Categories
Fast Food

McDonalds Japan Debuts Limited Time Avocado Sandwiches

avocado-sandwich

McDonalds Japan is debuting a new array of limited time menu items featuring avocado as the star. The new sandwiches trade out the average McDonalds flat bun for a fancy ciabatta bun and is available in three different varieties: Avocado Beef, Avocado Chicken, and Avocado Shrimp. Each sandwich features enough avocado chunks to make a California foodie jealous.

The Avocado Beef is your basic McDonalds hamburger patty topped with two slices of bacon, onions, cheddar cheese, and wasabi sauce. Both the Avocado Chicken and Avocado Shrimp feature a spiced cobb salad sauce (so dressing?) and cheddar cheese. The Avocado Chicken has a fried chicken patty that looks more like chicken katsu than your standard McChicken patty while the Avocado Shrimp touts a fried shrimp patty.

The new sandwiches are available until late May and will run you 399 yen or $3.90 USD.

H/T + PicThx Brand Eating

Categories
Recipes

Here’s How to Make Chard Stuffed Sweet Potatoes

stuffed-potatoes

Here’s a Friday night snack idea: Chard Stuffed Sweet Potatoes. The recipe comes from Macheesmo and is “packed with flavor and can easily work as a meal on its own.” It’s healthy, yes, and also a delicious option that takes only 10 minutes to make. So, when you’re done devouring your carne asada fries at 2 AM and still have the munchies, try this recipe out.

 

Chard Stuffed Sweet Potatoes

 

Yield: Serves 4.

Prep Time: 

Total Time: 

 

Ingredients

  • 4 large sweet potatoes, baked
  • 1 large bunch Swiss chard, chopped
  • 1/2 large onion, sliced thin
  • 2 tablespoons olive oil
  • 1 avocado, sliced
  • 1 lemon
  • Cayenne pepper
  • Salt and pepper

stuffedpotatoes

Directions

1) Poke potatoes all over with a fork and lay them out on a baking sheet. Bake the potatoes at 350 degrees Fahrenheit for about an hour until they are tender.

2) Meanwhile, chop or rip chard off of the thick stems. Chop it roughly and rinse it very well in a colander. Rinse really well with cold water as chard will accumulate dirt in all the tiny creases in the leaves.

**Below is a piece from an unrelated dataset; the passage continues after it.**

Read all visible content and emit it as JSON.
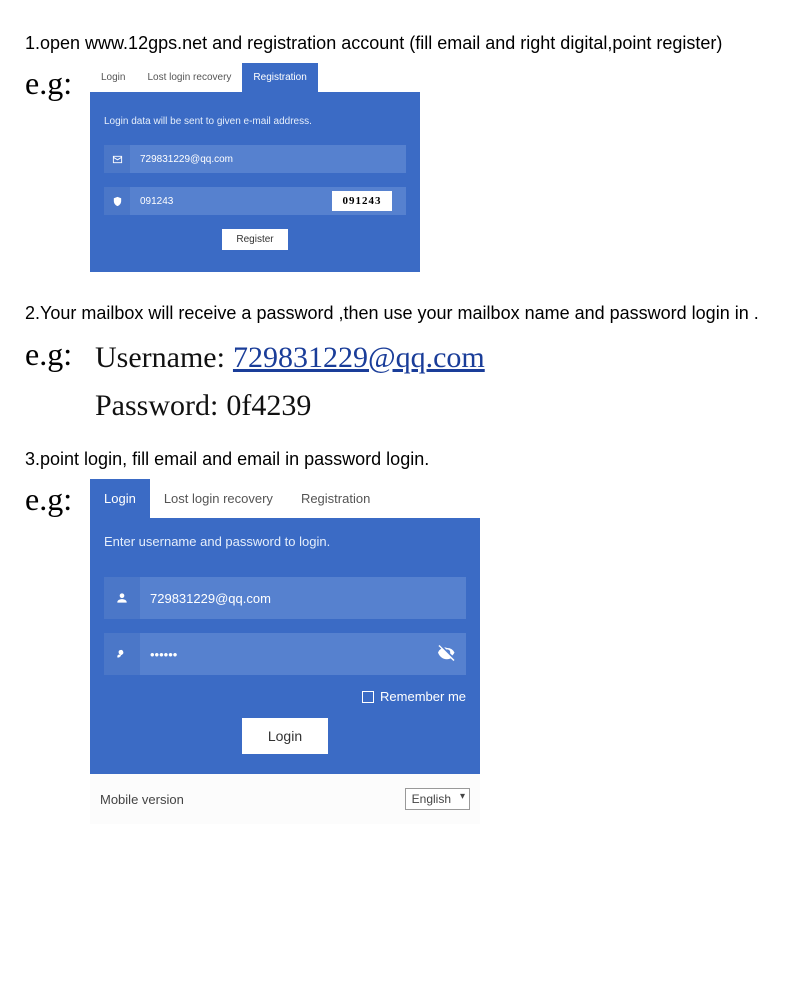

3) Slice an onion thinly.

4) Add olive oil to a large skillet over medium-high heat. Add onions and cook until they start to soften, but not brown, about 3-4 minutes. Season with a pinch of salt and pepper.

5) Add chard to pan and continue to stir. Chard should cook down and reduce substantially after 5-6 minutes. Season mixture with salt and pepper and turn heat down to low. Keep mixture warm until needed.

6) When potatoes are tender, remove from oven and split in half. Lightly mash each half with a fork.

7) Divide filling between the four baked potatoes. Top with 1/4 avocado per potato. Sprinkle each potato with Kosher salt and cayenne pepper. Serve immediately with a wedge of lemon.

Categories
Cravings

Layered Baked Buffalo Chicken Nachos

This upcoming Super Bowl weekend, the most important question is what team will emerge victorious: Green Bay Packers or the Pittsburgh Steeler? An even more pressing question plaguing millions around the country:what type of food should we eat during the big game?! Well, I think i just found a part of our answer: the Layered Baked Buffalo Chicken Nachos. These nachos will surely get  sacked the moment they hit the table… check out the strategic recipe after the jump: